=== Exercise brief ===
Copy each line below in which the string "content" appears.

=== The records ===
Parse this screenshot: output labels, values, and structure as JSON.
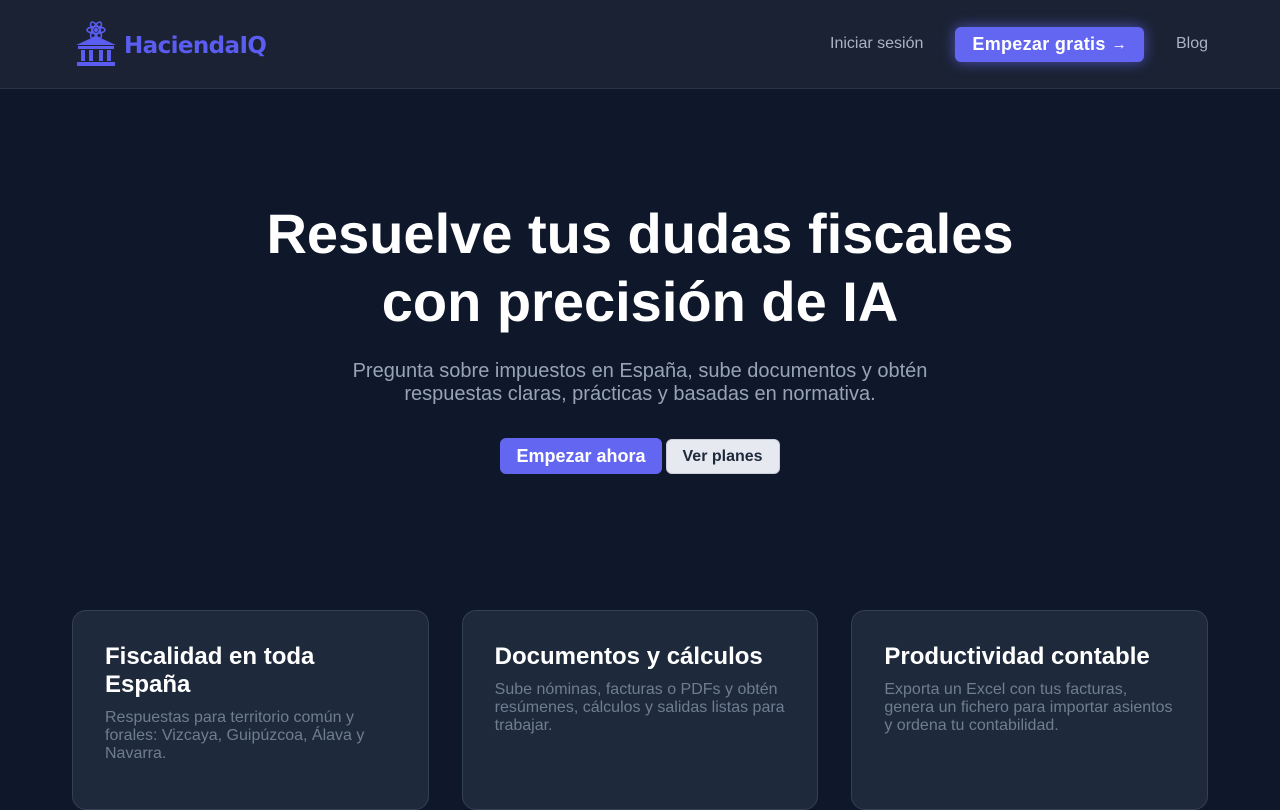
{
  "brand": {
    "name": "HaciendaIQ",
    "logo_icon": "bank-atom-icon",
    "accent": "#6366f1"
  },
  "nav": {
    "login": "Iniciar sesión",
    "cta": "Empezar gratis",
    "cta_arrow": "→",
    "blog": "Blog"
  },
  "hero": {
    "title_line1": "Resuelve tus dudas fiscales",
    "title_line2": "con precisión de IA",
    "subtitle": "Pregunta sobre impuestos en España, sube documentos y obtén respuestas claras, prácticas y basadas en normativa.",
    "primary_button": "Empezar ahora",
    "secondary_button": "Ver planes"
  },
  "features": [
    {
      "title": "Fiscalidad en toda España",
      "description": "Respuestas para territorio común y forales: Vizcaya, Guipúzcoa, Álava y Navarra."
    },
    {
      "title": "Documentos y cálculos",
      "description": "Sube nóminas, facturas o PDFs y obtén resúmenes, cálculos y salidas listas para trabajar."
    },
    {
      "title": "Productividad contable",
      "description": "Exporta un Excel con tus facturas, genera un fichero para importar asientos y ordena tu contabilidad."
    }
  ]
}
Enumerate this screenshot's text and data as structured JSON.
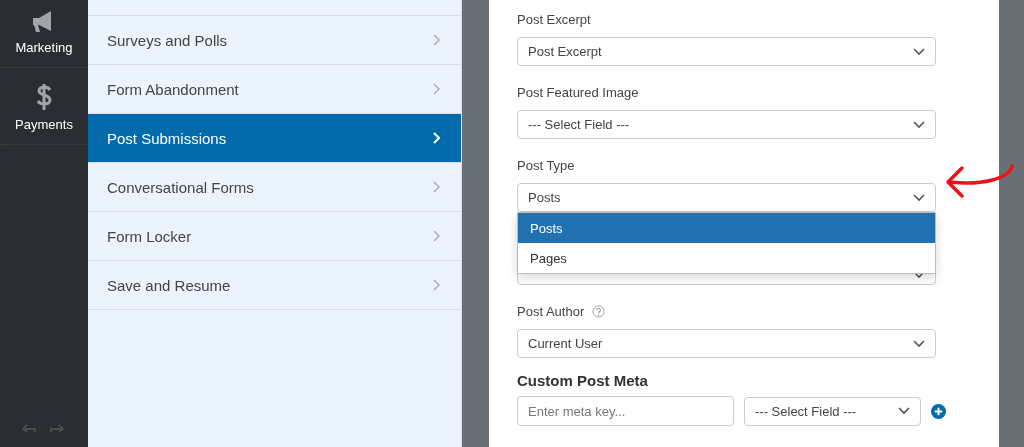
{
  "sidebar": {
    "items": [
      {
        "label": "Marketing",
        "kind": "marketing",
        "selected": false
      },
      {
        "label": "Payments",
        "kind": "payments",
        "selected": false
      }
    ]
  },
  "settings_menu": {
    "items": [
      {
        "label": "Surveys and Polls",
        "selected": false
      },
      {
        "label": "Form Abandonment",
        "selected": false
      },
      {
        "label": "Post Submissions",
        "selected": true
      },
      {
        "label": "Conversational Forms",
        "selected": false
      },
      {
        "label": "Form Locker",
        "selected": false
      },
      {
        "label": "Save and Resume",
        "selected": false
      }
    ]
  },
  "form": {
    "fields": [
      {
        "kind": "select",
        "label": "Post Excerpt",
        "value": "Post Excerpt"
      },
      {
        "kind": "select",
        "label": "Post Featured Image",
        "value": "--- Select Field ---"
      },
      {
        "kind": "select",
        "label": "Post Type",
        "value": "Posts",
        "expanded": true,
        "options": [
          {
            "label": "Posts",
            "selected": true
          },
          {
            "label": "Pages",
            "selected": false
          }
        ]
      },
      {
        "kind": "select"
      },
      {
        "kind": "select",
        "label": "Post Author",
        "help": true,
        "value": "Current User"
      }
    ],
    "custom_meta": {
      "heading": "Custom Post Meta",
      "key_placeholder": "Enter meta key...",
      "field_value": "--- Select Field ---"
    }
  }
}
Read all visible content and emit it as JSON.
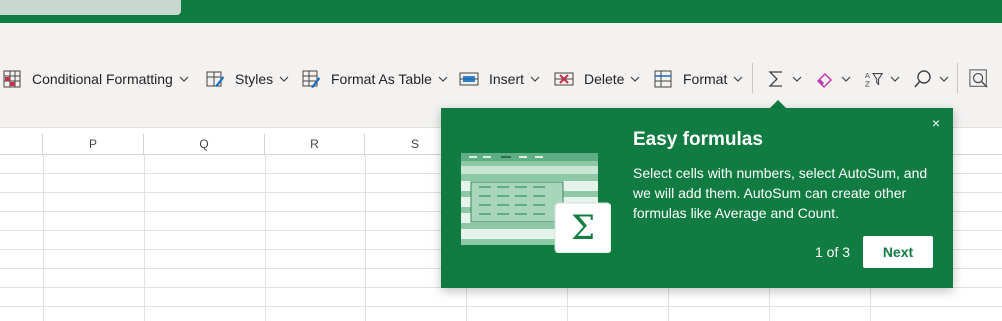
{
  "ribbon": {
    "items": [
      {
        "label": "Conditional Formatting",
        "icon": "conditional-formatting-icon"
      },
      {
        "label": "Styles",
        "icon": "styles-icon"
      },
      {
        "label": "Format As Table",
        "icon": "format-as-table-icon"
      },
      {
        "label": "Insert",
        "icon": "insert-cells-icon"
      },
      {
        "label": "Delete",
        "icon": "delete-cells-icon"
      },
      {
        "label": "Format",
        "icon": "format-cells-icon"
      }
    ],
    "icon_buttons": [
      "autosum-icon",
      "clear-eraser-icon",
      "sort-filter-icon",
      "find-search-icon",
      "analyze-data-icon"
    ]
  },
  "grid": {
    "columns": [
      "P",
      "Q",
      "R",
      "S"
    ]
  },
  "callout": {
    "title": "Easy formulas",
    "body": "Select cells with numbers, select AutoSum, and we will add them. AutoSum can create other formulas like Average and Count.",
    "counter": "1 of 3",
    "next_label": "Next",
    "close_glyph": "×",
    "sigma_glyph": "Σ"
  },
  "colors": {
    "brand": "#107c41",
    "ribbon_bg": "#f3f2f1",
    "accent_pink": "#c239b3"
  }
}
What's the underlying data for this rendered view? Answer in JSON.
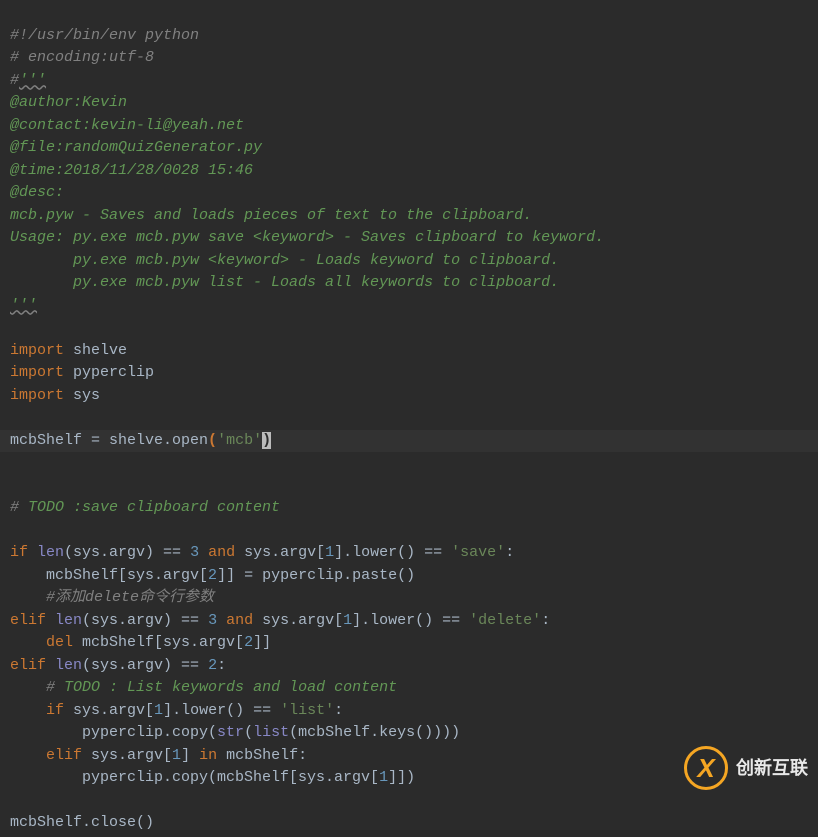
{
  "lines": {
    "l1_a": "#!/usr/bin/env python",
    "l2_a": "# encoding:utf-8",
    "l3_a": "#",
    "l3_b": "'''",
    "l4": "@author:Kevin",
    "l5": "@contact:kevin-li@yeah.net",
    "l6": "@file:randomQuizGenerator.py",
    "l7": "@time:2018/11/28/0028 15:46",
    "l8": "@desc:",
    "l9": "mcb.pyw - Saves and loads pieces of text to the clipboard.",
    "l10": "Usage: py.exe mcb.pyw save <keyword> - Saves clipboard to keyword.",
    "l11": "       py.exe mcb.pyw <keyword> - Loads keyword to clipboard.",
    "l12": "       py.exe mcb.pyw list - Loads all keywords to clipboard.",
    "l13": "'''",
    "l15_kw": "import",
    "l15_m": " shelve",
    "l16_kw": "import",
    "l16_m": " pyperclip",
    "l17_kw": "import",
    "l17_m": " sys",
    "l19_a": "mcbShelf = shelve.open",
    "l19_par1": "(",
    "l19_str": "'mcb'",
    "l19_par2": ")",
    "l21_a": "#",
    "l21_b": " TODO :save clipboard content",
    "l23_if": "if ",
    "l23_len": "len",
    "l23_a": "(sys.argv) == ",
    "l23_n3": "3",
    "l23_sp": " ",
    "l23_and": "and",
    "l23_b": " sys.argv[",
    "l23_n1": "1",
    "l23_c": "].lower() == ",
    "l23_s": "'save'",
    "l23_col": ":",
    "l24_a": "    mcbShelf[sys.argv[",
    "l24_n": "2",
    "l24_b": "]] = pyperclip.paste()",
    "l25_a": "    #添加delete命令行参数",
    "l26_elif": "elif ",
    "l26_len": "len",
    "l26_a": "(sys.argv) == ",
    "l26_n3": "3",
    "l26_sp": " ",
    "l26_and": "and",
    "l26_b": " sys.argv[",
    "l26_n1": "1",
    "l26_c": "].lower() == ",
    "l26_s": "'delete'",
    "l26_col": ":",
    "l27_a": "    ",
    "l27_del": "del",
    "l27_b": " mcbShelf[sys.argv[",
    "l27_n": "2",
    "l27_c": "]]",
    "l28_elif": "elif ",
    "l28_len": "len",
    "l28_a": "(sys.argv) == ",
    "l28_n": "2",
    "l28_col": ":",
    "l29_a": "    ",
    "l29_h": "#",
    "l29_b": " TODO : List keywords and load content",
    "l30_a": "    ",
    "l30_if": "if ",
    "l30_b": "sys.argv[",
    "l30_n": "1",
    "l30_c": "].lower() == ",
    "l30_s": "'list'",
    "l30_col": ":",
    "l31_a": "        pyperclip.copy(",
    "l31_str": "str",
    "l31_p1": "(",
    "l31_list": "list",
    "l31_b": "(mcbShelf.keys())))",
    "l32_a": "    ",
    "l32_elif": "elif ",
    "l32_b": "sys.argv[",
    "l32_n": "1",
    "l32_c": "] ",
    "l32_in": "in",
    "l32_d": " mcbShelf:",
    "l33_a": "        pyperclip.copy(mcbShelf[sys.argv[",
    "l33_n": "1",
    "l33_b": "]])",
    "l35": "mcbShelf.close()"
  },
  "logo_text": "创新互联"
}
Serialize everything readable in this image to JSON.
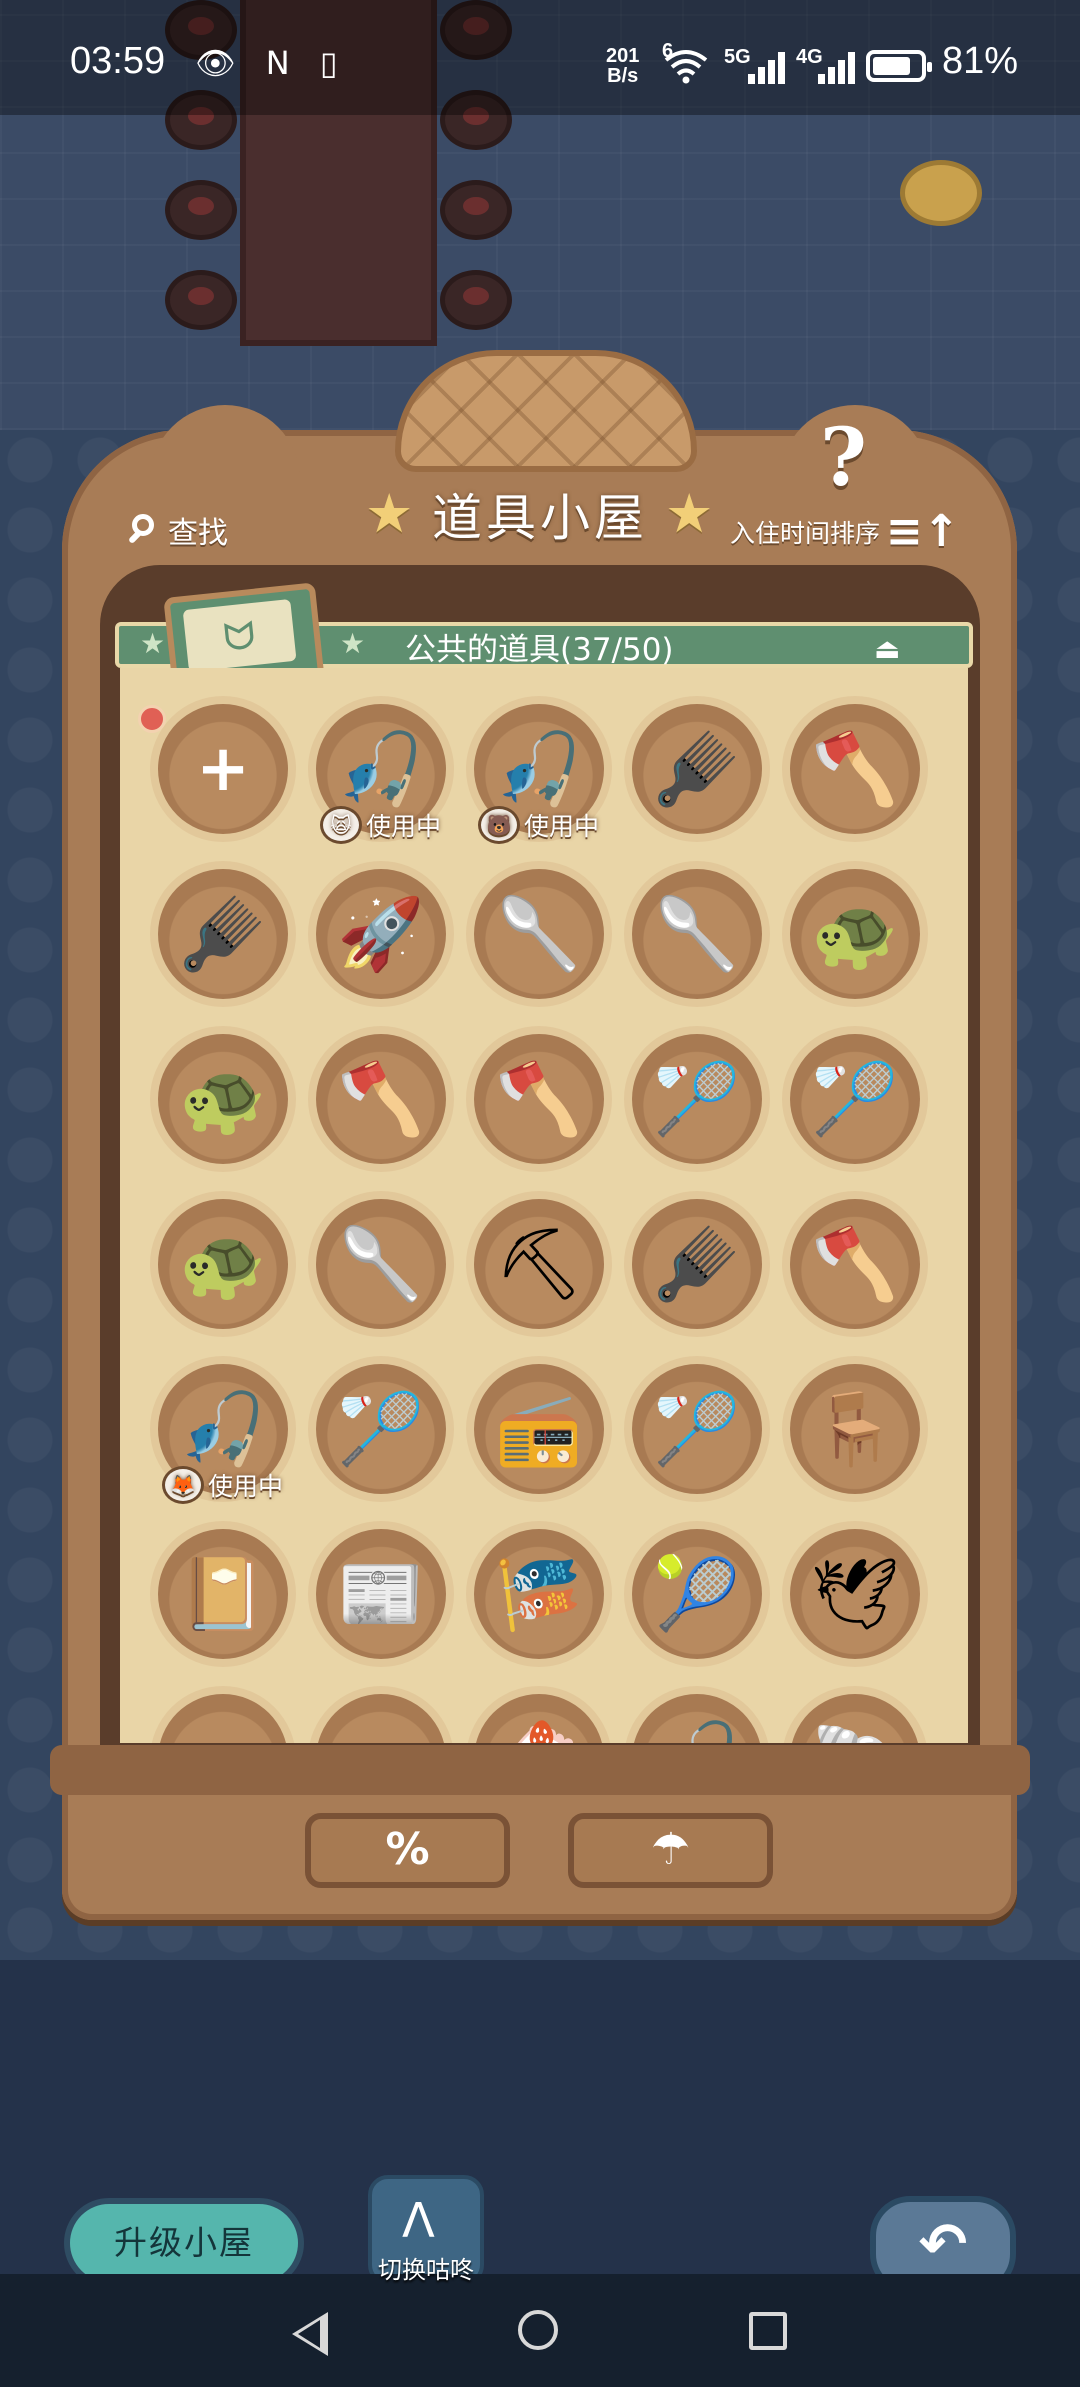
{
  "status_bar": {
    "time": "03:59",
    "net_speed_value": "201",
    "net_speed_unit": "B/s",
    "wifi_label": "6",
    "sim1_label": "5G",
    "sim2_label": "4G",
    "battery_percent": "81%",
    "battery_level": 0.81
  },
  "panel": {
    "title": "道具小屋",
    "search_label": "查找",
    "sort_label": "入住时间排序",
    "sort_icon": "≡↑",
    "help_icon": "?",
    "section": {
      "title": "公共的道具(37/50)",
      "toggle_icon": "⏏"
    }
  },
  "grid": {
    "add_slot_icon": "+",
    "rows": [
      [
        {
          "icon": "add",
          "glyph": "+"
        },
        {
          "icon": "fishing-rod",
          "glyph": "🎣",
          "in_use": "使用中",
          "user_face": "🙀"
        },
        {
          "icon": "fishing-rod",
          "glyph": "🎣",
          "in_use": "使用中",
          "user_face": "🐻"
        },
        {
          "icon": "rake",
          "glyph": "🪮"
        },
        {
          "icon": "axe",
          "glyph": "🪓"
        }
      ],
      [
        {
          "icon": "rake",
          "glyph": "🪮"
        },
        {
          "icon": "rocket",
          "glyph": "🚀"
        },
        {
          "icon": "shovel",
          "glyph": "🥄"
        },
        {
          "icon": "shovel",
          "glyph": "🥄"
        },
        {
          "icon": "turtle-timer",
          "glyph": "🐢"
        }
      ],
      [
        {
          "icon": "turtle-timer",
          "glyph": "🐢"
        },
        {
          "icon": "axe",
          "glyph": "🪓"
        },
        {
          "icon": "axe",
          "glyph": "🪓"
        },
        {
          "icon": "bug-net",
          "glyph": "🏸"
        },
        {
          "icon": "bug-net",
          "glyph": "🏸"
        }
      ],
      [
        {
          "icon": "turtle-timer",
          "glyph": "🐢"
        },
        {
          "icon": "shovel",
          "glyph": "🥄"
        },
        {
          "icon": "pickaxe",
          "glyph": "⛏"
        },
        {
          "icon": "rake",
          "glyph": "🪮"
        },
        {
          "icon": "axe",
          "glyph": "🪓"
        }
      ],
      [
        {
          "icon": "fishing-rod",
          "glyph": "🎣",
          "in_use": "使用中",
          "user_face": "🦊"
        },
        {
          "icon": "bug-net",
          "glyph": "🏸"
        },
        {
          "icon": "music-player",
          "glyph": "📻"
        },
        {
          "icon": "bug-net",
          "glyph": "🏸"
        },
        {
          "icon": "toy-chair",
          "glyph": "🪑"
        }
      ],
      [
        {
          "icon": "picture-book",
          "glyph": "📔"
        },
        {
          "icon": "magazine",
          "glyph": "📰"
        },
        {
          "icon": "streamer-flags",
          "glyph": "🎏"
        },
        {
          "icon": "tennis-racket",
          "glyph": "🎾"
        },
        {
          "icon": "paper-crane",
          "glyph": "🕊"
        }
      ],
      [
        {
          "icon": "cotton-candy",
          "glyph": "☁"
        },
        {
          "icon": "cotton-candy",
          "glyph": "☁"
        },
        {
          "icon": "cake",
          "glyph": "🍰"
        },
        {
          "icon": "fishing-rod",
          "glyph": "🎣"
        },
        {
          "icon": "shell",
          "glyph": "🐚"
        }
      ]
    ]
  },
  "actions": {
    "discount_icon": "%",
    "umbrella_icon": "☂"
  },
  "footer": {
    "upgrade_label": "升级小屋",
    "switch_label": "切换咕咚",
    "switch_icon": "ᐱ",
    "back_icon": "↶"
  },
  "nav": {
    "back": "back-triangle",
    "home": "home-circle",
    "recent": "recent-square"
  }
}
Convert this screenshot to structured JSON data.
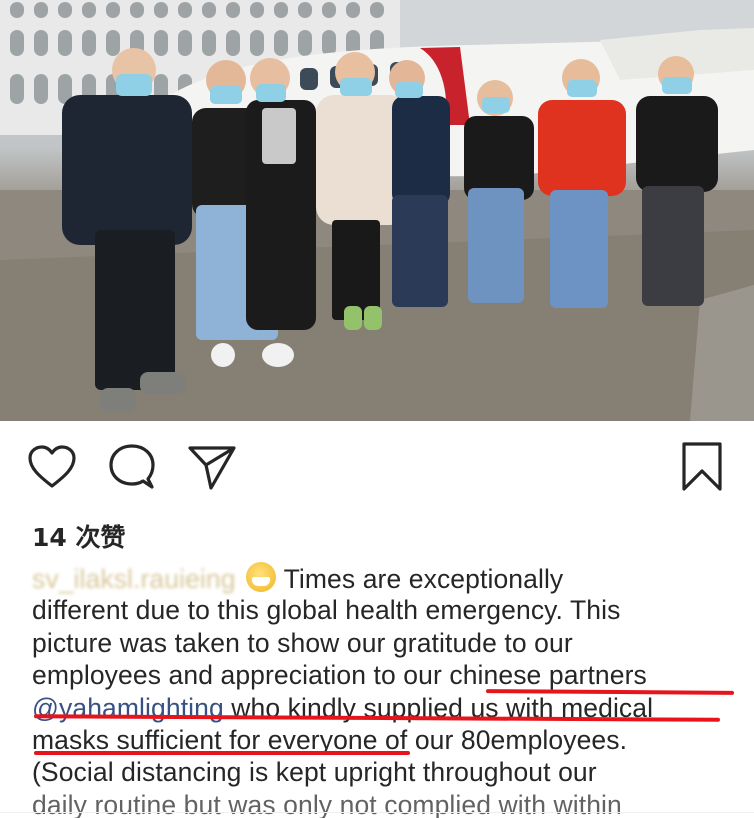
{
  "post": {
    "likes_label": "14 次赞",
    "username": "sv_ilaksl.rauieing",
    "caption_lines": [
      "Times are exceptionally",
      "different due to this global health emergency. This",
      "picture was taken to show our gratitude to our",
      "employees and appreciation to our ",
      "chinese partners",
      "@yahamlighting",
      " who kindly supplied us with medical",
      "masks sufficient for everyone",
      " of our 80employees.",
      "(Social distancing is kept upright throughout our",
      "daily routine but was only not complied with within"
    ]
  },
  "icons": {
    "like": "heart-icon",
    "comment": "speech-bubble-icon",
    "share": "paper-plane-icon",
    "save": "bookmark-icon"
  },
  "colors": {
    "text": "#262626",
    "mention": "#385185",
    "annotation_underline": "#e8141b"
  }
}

=== Answer box ===
Read all visible content and emit it as JSON.
    "l21_b": " TODO :save clipboard content",
    "l29_b": " TODO : List keywords and load content",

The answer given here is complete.